After the brainstorming session, give your notetaker some time to tidy up their notes before distributing them to the entire team. This will help to remind everyone what was discussed and accomplished. If you created a visual accompaniment, be sure to distribute that as well.

Set things up for the next step(s)

Now that your brainstorming session is done, there’s no time to rest on your laurels. You need to get the ball rolling to ensure that your hard work actually pays off. This means moving on to the evaluation process!

Here at Supersede, we like to do this with a Trello board. We’ll place all of our ideas into a general ideas column and then create additional columns for ones we’re interested in pursuing or developing, ones that we want to sit on for a while, and a general binned column.

Not all of your ideas will be worth developing, so don’t feel bad if you’ve got to throw something in the bin. Besides which, you can always give people the option to return to a ‘binned’ idea in future sessions if they feel like they’ve got a new angle that could be worth exploring.

Give people the chance to follow up their ideas

Ever had a situation where you’ve come up with a witty response or brilliant counter-argument three hours too late? Well, the same thing can happen with ideas after a brainstorming session.

Some ideas simply take a while to ferment. To ensure that nothing gets missed, let people know that they can follow up ideas after a session. If you’re using Trello, just tell people to leave comments on each idea’s card. Alternatively, you can use collaborative tools like Google Docs or Slack.

Think about what worked (and what didn’t)

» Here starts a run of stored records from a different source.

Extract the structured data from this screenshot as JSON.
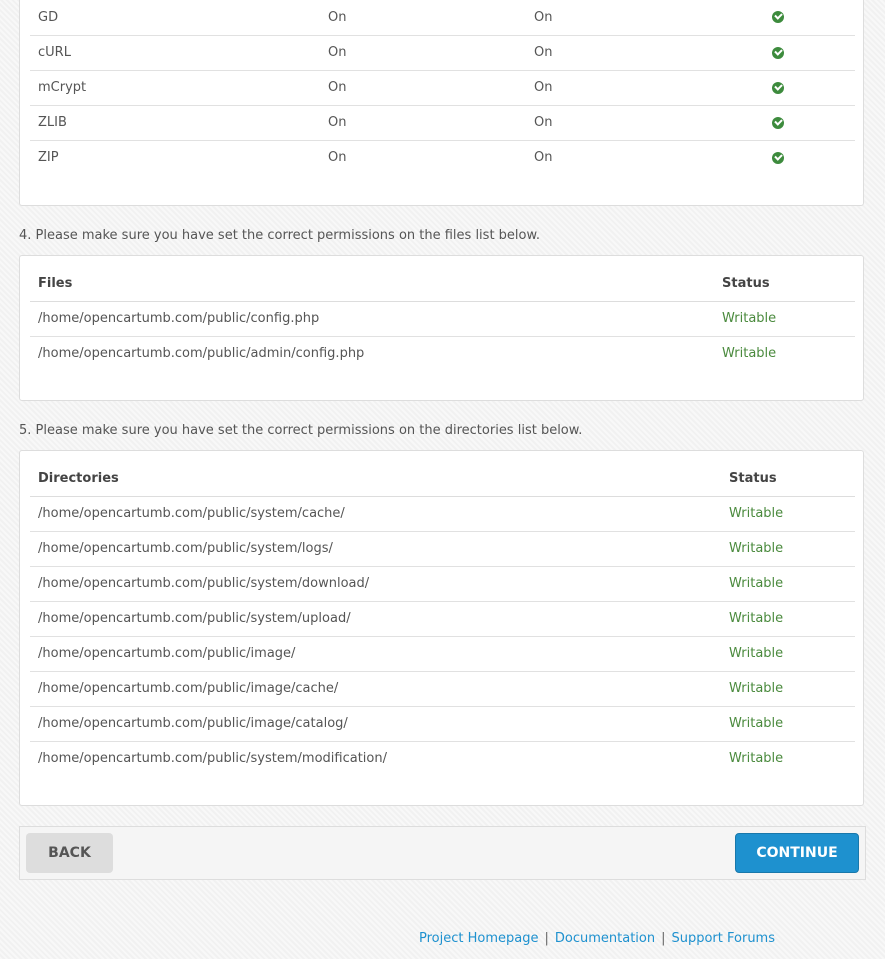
{
  "extensions": {
    "rows": [
      {
        "name": "GD",
        "current": "On",
        "required": "On"
      },
      {
        "name": "cURL",
        "current": "On",
        "required": "On"
      },
      {
        "name": "mCrypt",
        "current": "On",
        "required": "On"
      },
      {
        "name": "ZLIB",
        "current": "On",
        "required": "On"
      },
      {
        "name": "ZIP",
        "current": "On",
        "required": "On"
      }
    ],
    "status_icon": "check-circle-icon"
  },
  "files": {
    "instruction": "4. Please make sure you have set the correct permissions on the files list below.",
    "col_path": "Files",
    "col_status": "Status",
    "rows": [
      {
        "path": "/home/opencartumb.com/public/config.php",
        "status": "Writable"
      },
      {
        "path": "/home/opencartumb.com/public/admin/config.php",
        "status": "Writable"
      }
    ]
  },
  "directories": {
    "instruction": "5. Please make sure you have set the correct permissions on the directories list below.",
    "col_path": "Directories",
    "col_status": "Status",
    "rows": [
      {
        "path": "/home/opencartumb.com/public/system/cache/",
        "status": "Writable"
      },
      {
        "path": "/home/opencartumb.com/public/system/logs/",
        "status": "Writable"
      },
      {
        "path": "/home/opencartumb.com/public/system/download/",
        "status": "Writable"
      },
      {
        "path": "/home/opencartumb.com/public/system/upload/",
        "status": "Writable"
      },
      {
        "path": "/home/opencartumb.com/public/image/",
        "status": "Writable"
      },
      {
        "path": "/home/opencartumb.com/public/image/cache/",
        "status": "Writable"
      },
      {
        "path": "/home/opencartumb.com/public/image/catalog/",
        "status": "Writable"
      },
      {
        "path": "/home/opencartumb.com/public/system/modification/",
        "status": "Writable"
      }
    ]
  },
  "buttons": {
    "back": "BACK",
    "continue": "CONTINUE"
  },
  "footer": {
    "links": [
      "Project Homepage",
      "Documentation",
      "Support Forums"
    ],
    "separator": "|"
  },
  "colors": {
    "accent": "#1e91cf",
    "success": "#3d8b3d",
    "writable": "#4a8a3d"
  }
}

Even after following all of our brainstorming tips, there’s still plenty of room for improvement. If you want to refine your process and ensure you’re providing your team with a friendly, encouraging environment, your best course of action is to ask for feedback.

Use Google Forms to ask team members what you could do to improve future brainstorming sessions, for example:

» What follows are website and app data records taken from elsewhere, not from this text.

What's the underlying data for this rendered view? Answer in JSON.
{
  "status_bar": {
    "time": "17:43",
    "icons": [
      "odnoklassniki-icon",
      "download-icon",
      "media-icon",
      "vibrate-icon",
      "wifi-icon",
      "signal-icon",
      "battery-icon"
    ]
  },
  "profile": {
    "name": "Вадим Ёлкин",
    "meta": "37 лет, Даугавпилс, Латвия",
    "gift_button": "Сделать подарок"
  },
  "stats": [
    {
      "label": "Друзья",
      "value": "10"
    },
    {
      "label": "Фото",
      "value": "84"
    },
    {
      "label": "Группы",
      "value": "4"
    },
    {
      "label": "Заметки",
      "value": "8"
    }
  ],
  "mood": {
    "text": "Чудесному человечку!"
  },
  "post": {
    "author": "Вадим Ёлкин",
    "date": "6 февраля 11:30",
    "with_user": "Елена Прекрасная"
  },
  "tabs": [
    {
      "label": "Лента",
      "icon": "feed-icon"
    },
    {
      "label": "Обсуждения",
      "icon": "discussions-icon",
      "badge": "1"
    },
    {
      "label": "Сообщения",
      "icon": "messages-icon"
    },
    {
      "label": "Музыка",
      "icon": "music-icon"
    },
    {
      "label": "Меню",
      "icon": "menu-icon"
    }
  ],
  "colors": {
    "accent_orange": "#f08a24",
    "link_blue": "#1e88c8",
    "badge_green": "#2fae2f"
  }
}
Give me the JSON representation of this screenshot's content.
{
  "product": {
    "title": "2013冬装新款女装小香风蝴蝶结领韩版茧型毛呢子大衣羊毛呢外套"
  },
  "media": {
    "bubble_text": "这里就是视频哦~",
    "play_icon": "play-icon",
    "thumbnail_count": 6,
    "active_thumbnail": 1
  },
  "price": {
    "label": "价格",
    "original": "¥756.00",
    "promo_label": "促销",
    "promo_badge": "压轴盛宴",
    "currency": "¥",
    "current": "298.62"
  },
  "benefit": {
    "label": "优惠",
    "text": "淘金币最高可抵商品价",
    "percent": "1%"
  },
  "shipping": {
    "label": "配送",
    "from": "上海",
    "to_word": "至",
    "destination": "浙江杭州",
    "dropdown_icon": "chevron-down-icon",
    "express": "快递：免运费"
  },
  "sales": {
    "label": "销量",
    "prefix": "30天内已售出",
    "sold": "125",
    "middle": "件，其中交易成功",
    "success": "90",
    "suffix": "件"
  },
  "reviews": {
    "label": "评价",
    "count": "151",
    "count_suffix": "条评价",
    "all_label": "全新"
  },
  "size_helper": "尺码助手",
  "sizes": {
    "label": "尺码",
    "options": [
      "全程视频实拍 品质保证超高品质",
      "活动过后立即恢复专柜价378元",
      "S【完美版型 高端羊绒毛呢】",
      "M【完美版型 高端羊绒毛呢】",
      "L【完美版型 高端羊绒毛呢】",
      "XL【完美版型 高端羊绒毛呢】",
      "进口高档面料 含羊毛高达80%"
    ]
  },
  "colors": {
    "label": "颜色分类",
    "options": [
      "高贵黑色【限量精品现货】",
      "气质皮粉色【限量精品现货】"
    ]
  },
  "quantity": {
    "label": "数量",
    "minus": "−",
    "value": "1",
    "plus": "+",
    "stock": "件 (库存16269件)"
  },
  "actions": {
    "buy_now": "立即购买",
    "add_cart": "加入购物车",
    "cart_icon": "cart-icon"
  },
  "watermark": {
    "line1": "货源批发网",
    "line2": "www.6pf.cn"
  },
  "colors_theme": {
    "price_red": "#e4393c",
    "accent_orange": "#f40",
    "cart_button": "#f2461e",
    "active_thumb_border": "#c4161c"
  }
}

  • Is there anything that could encourage more people to participate?
  • Were there too many or too few participants?
  • Was the mediator a good choice?
  • Did the session need to be shorter/longer?

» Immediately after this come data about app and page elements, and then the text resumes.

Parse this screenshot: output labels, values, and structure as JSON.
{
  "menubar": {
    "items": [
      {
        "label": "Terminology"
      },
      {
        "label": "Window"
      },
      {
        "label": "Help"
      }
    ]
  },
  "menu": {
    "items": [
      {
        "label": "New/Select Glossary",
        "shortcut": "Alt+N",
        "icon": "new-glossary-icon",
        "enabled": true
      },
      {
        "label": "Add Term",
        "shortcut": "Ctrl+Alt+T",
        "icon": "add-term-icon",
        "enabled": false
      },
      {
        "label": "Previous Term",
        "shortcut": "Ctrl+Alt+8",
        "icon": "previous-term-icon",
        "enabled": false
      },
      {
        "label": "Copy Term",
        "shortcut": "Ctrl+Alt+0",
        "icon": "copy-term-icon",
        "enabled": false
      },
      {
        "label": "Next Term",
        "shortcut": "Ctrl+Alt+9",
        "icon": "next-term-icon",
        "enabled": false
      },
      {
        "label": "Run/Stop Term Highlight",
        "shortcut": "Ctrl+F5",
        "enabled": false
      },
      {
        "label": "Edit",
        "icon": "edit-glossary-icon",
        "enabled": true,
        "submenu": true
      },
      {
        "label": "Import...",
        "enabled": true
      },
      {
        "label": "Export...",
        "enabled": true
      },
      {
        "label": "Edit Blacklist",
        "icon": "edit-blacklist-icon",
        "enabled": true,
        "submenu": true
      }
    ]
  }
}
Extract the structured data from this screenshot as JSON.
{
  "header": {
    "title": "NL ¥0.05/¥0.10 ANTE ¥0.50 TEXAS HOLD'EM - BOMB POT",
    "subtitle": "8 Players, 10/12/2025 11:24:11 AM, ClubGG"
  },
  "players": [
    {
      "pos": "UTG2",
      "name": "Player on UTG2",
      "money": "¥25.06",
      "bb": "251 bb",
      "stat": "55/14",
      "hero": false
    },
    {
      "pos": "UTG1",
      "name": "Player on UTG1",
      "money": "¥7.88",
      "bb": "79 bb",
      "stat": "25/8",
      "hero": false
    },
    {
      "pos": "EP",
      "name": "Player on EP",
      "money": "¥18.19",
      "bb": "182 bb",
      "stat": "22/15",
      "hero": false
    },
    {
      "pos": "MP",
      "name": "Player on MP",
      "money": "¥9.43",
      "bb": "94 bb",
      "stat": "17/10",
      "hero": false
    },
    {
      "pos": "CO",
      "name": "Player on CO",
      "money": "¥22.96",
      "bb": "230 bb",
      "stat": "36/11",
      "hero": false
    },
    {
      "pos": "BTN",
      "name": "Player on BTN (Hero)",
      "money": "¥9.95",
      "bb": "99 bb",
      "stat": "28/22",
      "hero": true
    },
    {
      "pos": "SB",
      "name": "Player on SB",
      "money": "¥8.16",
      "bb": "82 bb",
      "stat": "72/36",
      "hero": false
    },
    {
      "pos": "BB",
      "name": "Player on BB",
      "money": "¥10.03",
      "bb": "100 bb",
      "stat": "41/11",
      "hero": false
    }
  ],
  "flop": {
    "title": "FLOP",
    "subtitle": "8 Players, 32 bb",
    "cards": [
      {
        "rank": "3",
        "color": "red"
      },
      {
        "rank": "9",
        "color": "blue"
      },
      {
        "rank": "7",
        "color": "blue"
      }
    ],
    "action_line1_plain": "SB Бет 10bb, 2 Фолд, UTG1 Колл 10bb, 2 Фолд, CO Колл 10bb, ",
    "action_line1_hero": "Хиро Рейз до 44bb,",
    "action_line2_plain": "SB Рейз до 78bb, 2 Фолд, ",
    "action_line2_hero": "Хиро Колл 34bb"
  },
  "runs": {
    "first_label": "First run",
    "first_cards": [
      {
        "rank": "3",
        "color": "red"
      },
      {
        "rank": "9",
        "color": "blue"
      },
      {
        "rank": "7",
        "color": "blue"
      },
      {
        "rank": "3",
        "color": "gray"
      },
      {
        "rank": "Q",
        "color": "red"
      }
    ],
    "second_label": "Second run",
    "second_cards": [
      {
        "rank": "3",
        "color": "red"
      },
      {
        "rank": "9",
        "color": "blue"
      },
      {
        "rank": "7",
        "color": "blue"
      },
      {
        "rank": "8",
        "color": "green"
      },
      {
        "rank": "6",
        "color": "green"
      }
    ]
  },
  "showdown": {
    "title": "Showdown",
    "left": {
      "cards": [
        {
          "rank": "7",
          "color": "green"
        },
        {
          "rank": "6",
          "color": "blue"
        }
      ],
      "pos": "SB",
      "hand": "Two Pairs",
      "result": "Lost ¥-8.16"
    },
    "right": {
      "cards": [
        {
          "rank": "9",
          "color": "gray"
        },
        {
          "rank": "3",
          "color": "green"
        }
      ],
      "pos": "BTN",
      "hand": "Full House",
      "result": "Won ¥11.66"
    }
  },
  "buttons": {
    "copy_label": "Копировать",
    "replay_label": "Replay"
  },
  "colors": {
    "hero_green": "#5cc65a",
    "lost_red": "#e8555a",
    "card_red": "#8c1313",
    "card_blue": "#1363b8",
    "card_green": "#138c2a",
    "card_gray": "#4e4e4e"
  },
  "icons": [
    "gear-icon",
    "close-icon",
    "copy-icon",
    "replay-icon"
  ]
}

If you noticed that one person didn’t speak much, you could ask them privately what you could do differently to encourage them. If you think that they might feel put on the spot, however, it’s best to leave it alone to avoid any awkwardness.

Consider digital brainstorming 

In-person and virtual brainstorming can be incredibly helpful and fun, but they can also be completely unnecessary at times. When your team is swamped with work, and you’re in a rush to generate ideas, it’s simply not feasible to organise a brainstorming session.

When this happens, you can switch to a digital brainstorming session instead. Simply create a Google Doc or Sheet, or even a new Slack channel, and ask people to contribute their ideas. To encourage participation, post some of your own ideas first and then give them all a deadline.

It might not be as fun and interactive as in-person or virtual brainstorming, but it’s still a great way to generate ideas when you’re pressed for time.

And that’s that! You’re now equipped with all of our brainstorming tips and techniques. For more handy advice, keep an eye on the Supersede Blog!